▶ _Assigned task_
Copy the data exactly.

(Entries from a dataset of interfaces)
____

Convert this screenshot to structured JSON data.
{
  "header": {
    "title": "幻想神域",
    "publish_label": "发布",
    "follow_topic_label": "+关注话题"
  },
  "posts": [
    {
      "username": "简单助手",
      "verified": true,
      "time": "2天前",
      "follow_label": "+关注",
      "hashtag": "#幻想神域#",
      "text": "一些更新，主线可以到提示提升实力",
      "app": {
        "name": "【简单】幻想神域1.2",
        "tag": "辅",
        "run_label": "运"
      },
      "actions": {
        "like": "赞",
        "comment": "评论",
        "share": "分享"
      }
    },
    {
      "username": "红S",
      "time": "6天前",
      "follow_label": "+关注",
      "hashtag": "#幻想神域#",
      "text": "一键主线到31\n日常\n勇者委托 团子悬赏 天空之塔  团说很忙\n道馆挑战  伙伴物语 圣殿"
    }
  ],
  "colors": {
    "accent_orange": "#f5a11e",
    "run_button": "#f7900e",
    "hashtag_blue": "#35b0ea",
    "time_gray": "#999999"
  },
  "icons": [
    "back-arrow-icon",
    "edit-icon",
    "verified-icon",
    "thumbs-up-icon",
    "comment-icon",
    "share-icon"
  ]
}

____

▶ _Solved exercise_
Convert this screenshot to structured JSON data.
{
  "header": {
    "title": "幻想神域",
    "publish_label": "发布",
    "follow_topic_label": "+关注话题"
  },
  "posts": [
    {
      "username": "简单助手",
      "verified": true,
      "time": "2天前",
      "follow_label": "+关注",
      "hashtag": "#幻想神域#",
      "text": "一些更新，主线可以到提示提升实力",
      "app": {
        "name": "【简单】幻想神域1.2",
        "tag": "辅",
        "run_label": "运"
      },
      "actions": {
        "like": "赞",
        "comment": "评论",
        "share": "分享"
      }
    },
    {
      "username": "红S",
      "time": "6天前",
      "follow_label": "+关注",
      "hashtag": "#幻想神域#",
      "text": "一键主线到31\n日常\n勇者委托 团子悬赏 天空之塔  团说很忙\n道馆挑战  伙伴物语 圣殿"
    }
  ],
  "colors": {
    "accent_orange": "#f5a11e",
    "run_button": "#f7900e",
    "hashtag_blue": "#35b0ea",
    "time_gray": "#999999"
  },
  "icons": [
    "back-arrow-icon",
    "edit-icon",
    "verified-icon",
    "thumbs-up-icon",
    "comment-icon",
    "share-icon"
  ]
}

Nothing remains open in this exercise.